- **THE TASK**
Using the listing, copy each whole line that features "jest".

- **DATA SECTION**

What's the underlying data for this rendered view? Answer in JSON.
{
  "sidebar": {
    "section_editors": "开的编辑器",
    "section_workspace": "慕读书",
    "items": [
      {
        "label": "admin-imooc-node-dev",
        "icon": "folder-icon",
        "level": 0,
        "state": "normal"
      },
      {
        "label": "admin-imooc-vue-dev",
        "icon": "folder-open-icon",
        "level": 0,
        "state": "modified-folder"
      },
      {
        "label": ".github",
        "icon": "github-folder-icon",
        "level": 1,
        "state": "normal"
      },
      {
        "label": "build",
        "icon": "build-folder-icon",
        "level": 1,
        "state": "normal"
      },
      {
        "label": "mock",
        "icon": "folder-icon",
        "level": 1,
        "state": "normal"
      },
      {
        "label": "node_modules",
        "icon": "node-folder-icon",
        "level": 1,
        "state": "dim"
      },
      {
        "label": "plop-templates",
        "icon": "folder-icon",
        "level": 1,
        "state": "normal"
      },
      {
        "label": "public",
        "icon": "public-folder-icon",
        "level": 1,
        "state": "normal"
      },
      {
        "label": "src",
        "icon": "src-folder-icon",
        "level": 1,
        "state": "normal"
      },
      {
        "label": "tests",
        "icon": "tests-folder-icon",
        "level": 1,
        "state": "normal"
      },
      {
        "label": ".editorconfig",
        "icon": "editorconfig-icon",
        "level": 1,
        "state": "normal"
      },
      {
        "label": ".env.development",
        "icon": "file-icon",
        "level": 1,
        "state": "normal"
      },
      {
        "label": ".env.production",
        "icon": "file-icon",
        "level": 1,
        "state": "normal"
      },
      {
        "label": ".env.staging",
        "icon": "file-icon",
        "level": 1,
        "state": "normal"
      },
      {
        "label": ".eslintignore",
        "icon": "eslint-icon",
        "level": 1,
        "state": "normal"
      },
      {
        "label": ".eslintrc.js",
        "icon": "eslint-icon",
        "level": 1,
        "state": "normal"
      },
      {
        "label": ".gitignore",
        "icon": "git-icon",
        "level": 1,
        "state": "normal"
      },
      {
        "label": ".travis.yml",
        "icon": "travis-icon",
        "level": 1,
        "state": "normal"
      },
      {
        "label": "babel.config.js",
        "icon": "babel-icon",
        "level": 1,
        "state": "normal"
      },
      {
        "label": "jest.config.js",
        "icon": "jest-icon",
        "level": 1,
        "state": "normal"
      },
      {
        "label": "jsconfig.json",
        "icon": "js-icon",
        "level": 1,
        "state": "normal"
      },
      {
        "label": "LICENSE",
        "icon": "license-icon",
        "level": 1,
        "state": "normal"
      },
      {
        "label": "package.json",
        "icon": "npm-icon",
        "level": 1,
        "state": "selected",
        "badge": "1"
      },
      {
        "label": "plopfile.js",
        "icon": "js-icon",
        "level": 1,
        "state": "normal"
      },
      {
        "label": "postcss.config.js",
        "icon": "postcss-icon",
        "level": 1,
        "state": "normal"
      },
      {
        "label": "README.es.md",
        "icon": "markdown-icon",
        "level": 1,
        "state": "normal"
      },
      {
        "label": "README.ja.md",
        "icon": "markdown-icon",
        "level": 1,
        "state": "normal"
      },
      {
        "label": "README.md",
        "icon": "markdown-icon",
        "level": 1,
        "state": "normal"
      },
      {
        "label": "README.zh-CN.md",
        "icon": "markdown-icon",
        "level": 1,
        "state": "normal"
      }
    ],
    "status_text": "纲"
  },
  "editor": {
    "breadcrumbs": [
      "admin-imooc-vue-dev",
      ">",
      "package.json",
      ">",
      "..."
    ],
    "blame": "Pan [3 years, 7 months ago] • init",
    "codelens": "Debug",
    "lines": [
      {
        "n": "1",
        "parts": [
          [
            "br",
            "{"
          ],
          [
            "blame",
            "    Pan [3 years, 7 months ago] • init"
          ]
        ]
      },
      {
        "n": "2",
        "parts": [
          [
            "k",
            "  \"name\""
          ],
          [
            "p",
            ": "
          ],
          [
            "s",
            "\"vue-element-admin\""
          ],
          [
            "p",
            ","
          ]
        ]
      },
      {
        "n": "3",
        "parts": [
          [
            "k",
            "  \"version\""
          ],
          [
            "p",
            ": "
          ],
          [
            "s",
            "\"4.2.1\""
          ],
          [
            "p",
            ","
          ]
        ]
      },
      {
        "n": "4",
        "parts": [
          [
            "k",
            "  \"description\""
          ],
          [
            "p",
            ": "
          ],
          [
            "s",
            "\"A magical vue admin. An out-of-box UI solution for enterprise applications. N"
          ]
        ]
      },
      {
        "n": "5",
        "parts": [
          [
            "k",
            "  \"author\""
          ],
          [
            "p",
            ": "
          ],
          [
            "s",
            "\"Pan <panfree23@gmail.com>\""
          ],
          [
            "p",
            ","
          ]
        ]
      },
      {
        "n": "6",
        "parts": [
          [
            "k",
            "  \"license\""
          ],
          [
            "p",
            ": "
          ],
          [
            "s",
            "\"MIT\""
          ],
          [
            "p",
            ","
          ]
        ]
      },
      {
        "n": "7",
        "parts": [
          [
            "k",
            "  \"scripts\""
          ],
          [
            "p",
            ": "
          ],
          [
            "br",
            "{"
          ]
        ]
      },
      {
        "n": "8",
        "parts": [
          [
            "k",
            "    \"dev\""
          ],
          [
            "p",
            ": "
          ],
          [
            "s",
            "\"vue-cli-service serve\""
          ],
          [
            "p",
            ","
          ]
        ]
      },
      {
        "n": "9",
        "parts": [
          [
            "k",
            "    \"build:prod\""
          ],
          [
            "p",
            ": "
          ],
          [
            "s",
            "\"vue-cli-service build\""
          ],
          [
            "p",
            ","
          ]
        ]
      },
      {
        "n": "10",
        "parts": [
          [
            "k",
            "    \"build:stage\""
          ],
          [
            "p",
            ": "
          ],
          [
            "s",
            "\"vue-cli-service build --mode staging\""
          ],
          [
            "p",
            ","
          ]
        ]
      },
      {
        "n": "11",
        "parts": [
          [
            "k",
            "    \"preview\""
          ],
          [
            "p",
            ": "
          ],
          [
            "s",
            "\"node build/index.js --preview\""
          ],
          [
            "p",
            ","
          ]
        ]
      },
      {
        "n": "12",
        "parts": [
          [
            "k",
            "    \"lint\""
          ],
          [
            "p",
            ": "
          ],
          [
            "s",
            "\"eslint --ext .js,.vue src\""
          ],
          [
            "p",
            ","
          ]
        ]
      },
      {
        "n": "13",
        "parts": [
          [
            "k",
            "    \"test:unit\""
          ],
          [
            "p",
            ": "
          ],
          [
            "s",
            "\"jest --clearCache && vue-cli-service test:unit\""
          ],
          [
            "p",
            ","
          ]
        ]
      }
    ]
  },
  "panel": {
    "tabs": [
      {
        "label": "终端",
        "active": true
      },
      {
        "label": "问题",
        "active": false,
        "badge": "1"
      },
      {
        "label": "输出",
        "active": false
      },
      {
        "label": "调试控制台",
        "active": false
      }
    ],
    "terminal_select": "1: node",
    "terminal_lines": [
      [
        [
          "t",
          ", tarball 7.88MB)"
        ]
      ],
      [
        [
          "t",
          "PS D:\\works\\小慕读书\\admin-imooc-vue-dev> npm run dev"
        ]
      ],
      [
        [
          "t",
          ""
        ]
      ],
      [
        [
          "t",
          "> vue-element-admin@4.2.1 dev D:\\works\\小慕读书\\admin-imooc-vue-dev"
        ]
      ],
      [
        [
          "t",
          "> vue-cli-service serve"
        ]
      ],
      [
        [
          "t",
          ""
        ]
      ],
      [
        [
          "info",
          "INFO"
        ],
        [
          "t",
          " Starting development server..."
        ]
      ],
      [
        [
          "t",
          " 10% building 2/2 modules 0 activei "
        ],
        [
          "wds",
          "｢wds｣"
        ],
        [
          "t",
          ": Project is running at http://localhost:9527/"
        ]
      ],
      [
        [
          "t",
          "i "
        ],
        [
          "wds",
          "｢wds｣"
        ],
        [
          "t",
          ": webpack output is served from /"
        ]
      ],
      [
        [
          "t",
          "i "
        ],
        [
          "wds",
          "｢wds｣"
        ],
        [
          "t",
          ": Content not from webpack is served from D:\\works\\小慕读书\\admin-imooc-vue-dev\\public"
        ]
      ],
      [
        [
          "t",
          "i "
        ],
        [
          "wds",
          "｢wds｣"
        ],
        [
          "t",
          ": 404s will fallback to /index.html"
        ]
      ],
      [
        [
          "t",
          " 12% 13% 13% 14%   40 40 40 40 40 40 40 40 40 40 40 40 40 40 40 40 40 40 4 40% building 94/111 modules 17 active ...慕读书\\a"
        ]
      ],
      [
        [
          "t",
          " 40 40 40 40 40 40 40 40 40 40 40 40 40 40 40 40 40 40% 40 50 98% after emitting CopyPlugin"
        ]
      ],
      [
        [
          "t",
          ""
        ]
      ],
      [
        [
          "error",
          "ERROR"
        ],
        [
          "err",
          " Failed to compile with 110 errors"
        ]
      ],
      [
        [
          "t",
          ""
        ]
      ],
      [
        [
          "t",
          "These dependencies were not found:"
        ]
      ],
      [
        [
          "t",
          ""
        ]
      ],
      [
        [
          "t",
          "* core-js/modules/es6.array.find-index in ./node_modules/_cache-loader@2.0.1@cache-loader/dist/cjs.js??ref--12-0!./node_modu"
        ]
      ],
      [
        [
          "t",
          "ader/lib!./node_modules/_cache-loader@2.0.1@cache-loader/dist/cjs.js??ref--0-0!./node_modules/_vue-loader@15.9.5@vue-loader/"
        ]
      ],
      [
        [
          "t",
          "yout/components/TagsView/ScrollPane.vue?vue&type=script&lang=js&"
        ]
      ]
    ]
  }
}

- **WRITTEN SOLUTION**
        "label": "jest.config.js",
        "icon": "jest-icon",
            "\"jest --clearCache && vue-cli-service test:unit\""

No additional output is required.